— Requirement —
Some lines below hold "static". Pick them out and copy them.

— Data records —
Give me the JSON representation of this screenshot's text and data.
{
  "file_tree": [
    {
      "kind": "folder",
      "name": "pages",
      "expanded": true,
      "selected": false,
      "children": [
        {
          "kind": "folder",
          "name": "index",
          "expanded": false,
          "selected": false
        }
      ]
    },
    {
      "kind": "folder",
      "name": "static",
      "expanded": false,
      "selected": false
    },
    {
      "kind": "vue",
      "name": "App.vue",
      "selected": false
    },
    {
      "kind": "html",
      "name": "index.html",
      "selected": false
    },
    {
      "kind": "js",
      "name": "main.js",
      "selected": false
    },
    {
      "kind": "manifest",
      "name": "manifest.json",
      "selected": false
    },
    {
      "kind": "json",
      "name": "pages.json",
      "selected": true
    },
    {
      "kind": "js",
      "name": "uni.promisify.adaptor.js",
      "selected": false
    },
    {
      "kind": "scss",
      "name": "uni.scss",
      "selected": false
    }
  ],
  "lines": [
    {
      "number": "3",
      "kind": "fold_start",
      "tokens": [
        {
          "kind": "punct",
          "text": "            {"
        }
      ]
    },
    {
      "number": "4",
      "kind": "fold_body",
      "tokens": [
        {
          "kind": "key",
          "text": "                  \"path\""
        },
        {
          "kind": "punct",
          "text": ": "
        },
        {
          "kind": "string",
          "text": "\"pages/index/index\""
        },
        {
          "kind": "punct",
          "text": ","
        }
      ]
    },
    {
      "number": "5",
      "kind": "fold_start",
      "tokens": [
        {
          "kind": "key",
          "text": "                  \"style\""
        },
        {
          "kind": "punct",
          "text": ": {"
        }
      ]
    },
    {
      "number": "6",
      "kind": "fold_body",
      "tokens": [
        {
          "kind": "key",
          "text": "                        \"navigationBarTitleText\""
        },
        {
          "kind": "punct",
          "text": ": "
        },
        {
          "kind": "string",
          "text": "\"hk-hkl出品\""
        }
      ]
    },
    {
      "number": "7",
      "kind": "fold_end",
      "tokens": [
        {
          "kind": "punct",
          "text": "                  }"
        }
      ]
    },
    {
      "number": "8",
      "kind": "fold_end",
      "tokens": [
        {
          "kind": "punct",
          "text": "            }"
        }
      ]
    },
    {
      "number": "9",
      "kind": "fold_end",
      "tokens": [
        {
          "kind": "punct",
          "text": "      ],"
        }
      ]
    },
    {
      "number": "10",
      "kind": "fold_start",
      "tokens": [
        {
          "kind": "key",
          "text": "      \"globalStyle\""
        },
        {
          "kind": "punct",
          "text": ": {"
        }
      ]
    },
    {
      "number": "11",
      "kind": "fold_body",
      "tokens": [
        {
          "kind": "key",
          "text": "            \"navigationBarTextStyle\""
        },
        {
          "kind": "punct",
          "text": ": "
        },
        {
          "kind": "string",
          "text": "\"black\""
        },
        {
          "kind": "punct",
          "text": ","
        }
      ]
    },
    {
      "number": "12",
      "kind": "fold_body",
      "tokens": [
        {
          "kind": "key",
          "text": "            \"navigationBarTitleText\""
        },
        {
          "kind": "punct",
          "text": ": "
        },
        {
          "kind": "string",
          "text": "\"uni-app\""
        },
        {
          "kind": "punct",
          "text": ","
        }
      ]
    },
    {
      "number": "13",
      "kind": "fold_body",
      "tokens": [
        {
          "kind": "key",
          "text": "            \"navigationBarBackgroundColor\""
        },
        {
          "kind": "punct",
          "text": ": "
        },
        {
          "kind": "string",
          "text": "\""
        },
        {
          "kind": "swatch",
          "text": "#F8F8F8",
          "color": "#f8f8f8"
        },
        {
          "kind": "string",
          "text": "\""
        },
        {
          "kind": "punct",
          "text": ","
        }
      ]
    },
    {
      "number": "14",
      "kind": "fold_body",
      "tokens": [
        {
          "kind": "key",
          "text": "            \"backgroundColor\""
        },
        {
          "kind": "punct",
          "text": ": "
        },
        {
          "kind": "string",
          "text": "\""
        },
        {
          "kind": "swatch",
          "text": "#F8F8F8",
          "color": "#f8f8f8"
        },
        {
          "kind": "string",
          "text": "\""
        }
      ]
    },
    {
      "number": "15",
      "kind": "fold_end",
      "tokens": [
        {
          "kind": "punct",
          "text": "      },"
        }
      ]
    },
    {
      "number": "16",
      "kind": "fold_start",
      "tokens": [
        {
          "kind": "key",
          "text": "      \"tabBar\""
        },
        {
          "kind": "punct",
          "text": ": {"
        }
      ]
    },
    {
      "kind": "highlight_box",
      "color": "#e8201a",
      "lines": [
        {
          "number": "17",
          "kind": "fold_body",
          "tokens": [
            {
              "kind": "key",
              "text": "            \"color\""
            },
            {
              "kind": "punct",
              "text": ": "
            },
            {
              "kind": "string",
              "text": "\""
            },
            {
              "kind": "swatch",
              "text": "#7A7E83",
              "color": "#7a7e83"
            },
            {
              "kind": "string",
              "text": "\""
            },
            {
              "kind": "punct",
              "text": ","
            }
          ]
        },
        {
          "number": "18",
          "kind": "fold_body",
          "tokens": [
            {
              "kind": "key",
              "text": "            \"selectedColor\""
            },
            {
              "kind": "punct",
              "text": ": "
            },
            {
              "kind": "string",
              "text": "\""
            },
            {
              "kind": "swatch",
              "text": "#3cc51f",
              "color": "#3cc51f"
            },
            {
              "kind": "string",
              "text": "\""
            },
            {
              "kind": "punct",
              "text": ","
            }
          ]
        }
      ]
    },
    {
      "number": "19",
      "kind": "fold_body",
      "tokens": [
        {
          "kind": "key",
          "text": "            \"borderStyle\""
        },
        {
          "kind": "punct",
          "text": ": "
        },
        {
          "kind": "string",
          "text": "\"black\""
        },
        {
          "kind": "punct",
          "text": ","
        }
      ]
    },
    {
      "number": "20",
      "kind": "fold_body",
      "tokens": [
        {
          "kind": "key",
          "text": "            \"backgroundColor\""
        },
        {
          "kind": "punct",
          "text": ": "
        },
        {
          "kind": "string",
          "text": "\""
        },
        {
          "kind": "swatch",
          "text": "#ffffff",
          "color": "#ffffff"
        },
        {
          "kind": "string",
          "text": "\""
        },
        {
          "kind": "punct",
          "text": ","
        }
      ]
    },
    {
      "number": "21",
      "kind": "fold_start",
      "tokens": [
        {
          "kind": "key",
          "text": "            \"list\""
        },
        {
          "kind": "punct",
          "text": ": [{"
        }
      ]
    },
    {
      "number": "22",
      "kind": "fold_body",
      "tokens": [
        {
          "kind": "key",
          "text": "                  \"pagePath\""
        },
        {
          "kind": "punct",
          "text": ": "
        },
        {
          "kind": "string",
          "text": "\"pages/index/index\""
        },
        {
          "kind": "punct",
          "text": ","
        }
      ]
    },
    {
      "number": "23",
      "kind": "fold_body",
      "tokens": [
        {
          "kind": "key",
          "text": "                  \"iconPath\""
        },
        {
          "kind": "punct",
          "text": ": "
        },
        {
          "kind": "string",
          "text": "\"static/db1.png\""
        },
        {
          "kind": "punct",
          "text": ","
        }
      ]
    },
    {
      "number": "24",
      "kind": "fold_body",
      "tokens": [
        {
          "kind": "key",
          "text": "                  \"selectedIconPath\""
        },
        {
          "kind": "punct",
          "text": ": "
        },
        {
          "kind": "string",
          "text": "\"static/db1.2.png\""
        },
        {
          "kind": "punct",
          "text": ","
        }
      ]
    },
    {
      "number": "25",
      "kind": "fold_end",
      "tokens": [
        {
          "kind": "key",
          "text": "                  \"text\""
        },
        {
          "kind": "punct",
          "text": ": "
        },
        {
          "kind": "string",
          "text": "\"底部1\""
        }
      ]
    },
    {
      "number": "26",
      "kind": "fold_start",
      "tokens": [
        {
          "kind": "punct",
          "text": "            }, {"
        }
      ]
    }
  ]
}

— Result of this task —
      "name": "static",
          "text": "\"static/db1.png\""
          "text": "\"static/db1.2.png\""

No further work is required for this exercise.